EXTRACTED DATA.
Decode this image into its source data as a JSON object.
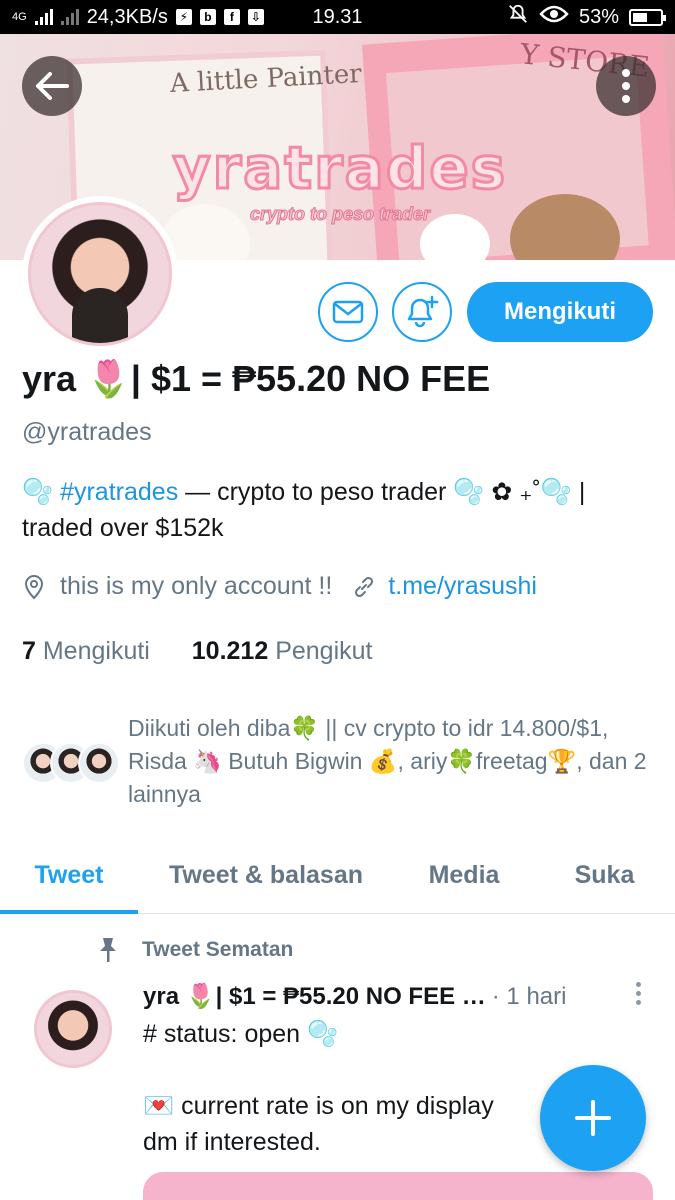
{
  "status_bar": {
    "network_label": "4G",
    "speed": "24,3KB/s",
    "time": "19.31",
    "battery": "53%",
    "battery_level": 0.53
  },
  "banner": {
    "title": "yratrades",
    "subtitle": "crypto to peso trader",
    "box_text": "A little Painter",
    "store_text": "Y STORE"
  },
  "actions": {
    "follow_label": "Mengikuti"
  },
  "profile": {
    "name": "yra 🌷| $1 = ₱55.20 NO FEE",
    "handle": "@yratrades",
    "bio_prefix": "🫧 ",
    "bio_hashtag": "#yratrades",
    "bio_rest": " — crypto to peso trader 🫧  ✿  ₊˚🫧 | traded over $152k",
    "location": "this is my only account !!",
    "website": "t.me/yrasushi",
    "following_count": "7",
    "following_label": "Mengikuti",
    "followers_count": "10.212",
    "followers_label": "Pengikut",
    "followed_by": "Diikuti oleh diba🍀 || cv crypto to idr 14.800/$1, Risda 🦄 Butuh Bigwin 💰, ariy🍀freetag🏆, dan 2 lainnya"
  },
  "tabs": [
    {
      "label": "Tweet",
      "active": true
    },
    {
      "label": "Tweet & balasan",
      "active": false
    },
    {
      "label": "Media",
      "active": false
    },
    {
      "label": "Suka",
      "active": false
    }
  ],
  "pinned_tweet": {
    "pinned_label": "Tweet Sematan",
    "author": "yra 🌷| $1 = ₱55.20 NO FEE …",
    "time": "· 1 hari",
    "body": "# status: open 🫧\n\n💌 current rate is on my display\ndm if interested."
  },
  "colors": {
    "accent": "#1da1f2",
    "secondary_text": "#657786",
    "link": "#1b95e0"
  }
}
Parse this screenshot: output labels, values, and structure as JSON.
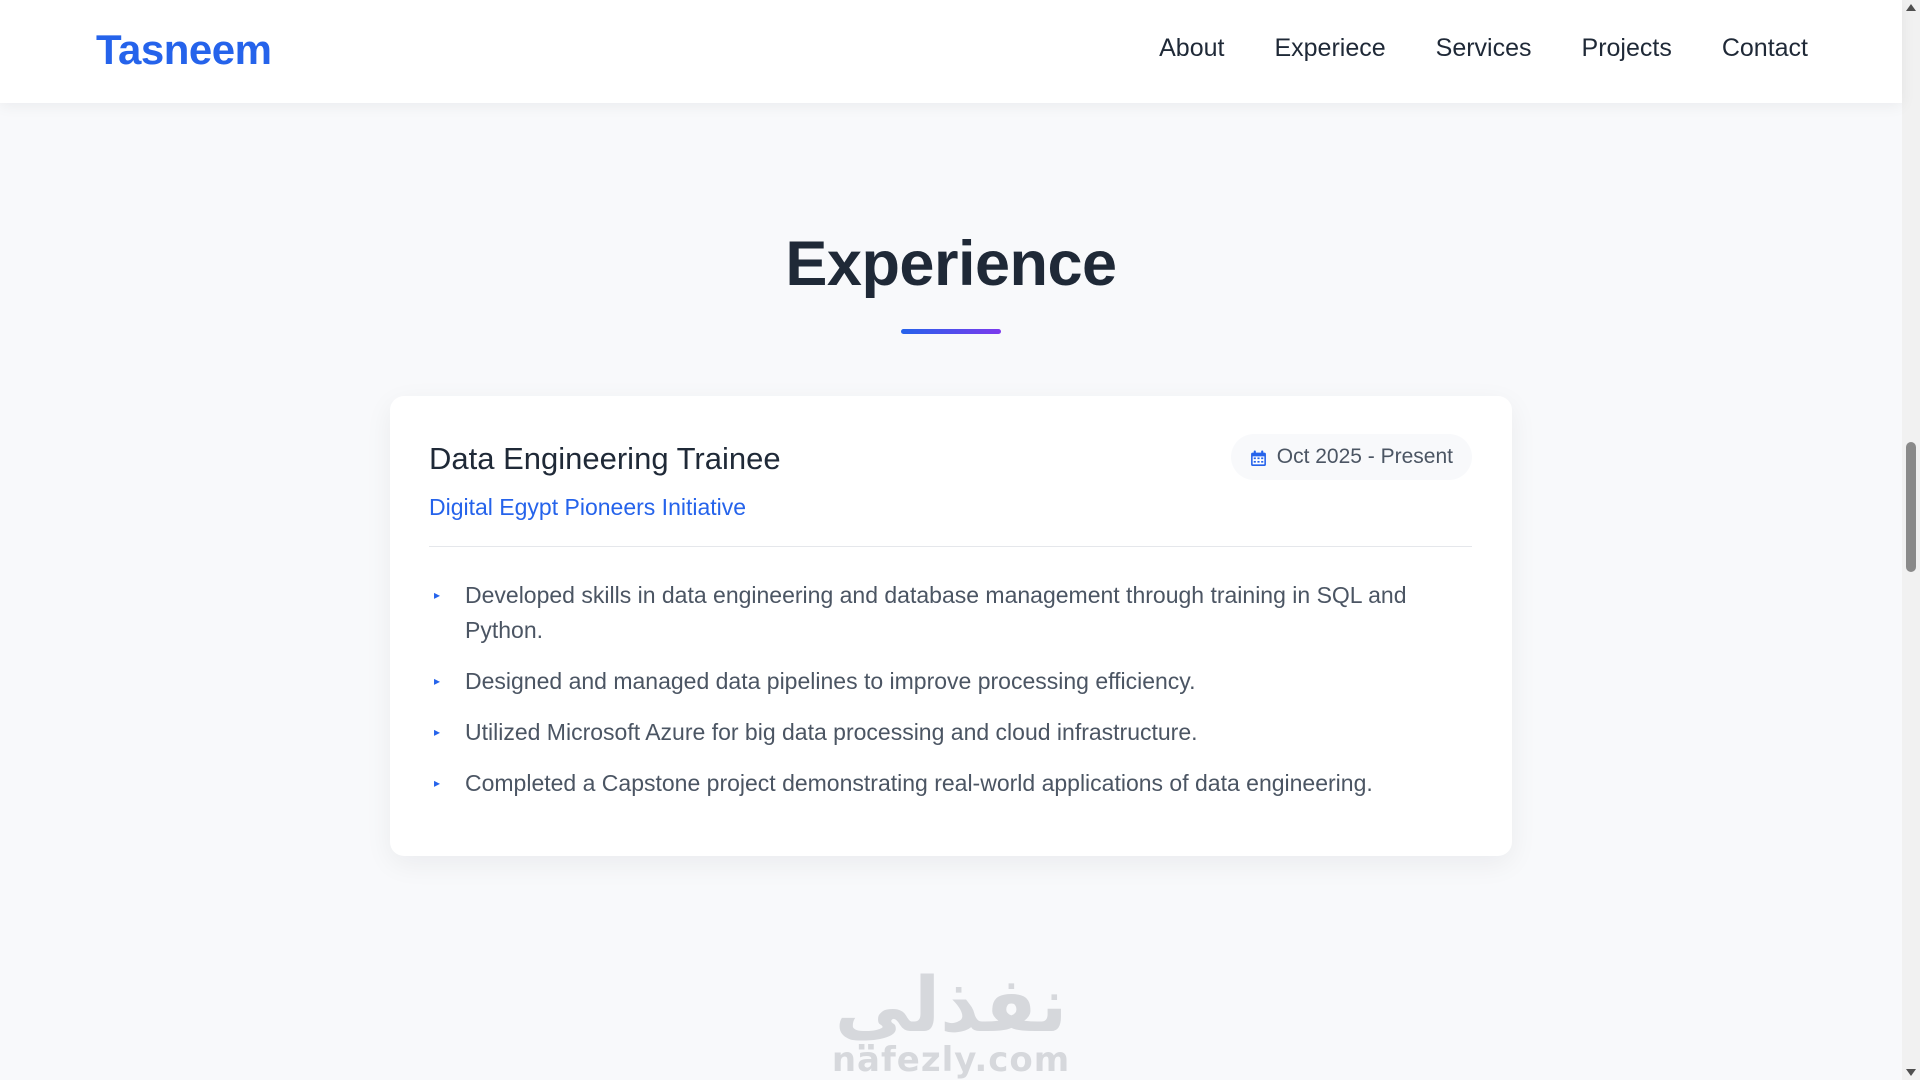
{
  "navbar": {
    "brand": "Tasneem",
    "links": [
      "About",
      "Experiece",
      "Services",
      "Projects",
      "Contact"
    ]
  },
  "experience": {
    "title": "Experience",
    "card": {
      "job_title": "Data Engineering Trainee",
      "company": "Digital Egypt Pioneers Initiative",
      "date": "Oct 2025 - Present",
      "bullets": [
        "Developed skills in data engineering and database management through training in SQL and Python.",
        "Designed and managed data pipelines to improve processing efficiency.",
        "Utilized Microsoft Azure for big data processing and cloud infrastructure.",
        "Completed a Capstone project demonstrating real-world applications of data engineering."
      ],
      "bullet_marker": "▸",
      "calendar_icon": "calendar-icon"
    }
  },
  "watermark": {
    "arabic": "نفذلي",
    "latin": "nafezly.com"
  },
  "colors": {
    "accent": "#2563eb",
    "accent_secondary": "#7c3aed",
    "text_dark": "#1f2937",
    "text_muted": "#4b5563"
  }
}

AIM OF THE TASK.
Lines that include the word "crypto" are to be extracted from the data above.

ANSWER TO THE EXERCISE.
    "subtitle": "crypto to peso trader",
    "bio_rest": " — crypto to peso trader 🫧  ✿  ₊˚🫧 | traded over $152k",
    "followed_by": "Diikuti oleh diba🍀 || cv crypto to idr 14.800/$1, Risda 🦄 Butuh Bigwin 💰, ariy🍀freetag🏆, dan 2 lainnya"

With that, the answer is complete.